…Plus 5 Easy Solutions!
While more research needs to be conducted to find a direct connection between stress and heart disease, it has been proven that stress can lead to factors or behavior that may be detrimental to your heart. Common harmful behaviors that may accommodate stress are over-eating, smoking, drinking, physical inactivity, and trouble sleeping.
These damaging habits can lead to an increase in cholesterol, triglycerides, blood sugar, and blood pressure—all which are major contributors to heart disease!
Exactly what is stressing you out and how do you deal with it?
Here are the top 5 stressors for Americans and how to cope with them:
- Finances. A 2018 study polled over 1,000 American adults. 85% said they “sometimes” feel stressed about money. Shockingly, 30% of the adults polled said they “constantly” feel stressed about their finances.
- Work. 83% of American adults say they experience work place stress on a regular basis. 48% of Americans have cried at work due to stress.
- Family. 31% of Americans stress over balancing home life and work life.
- Health. 43% of Americans are stressing over the health care in our country.
- Politics. A 2017 study revealed that 63% of Americans actively stress about the political climate.
Since 55% of Americans feel stressed “most of their day”, chances are, you can relate to one of the above stressors.
Here’s how you can cope:
- Laughter. Watch a sitcom, listen to a podcast, call your best friend. Laughter enhances your intake of oxygen-rich air, stimulates your heart, lungs and muscles, and increases the endorphins that are released by your brain. Endorphins are natural mood elevators and pain relievers.
- Break a Sweat. Go on a walk, take a fitness class, walk up and down stairs. Working out reduces levels of stress hormones like cortisol and adrenaline. Breaking a sweat also releases endorphins.

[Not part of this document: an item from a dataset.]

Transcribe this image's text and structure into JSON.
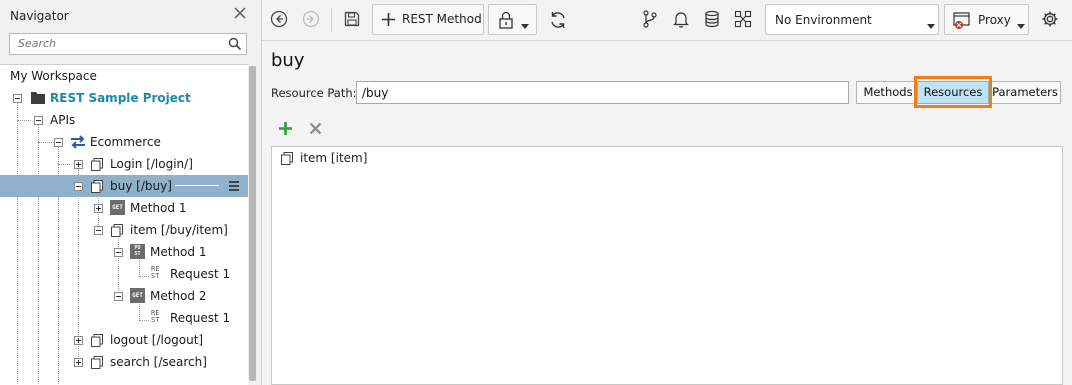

- Get Social Support. Talk to your doctor, find a therapist, download an app. Only 27% of the adults living with daily stress, seek help from medical professionals.
- Take a Break. Meditate, journal, listen to music. A 2013 study found that individuals who meditate for just 5 minutes every day had a significantly lower risk of heart disease.
- Take Control. Get a budgeting app, take a bath, work in your garden, try a new sport, teach yourself to cook, actively work to promote change. There is no statistic regarding how many people attempt to cope with stress—But that doesn’t matter, because this is about you! If you want to see a shift, dare to make a change.
We all experience stress differently.
Some of us are invigorated by stress, while some of us are exhausted by it. Stress even impacts generations differently.
59% of baby boomers have never been diagnosed with a mental health issue, while 52% of Gen Zers already have.
Regardless of where you fall in the statistics, stress wreaks havoc on your mind, your body, and your heart!
Use these 5 easy to follow tips to keep your stress levels at bay and your healthy habits on the rise.
American Institute of Stress: https://www.stress.org/daily-life
American Psychiatric Association: https://www.psychiatry.org/newsroom/apa-public-opinion-poll-annual-meeting-2018
Anxiety and Depression Association of America: https://adaa.org/workplace-stress-anxiety-disorders-survey
Harvard Health Publishing: https://www.health.harvard.edu/staying-healthy/exercising-to-relax
University of Rochester Medical Center: https://www.urmc.rochester.edu/encyclopedia/content.aspx?ContentTypeID=1&ContentID=2171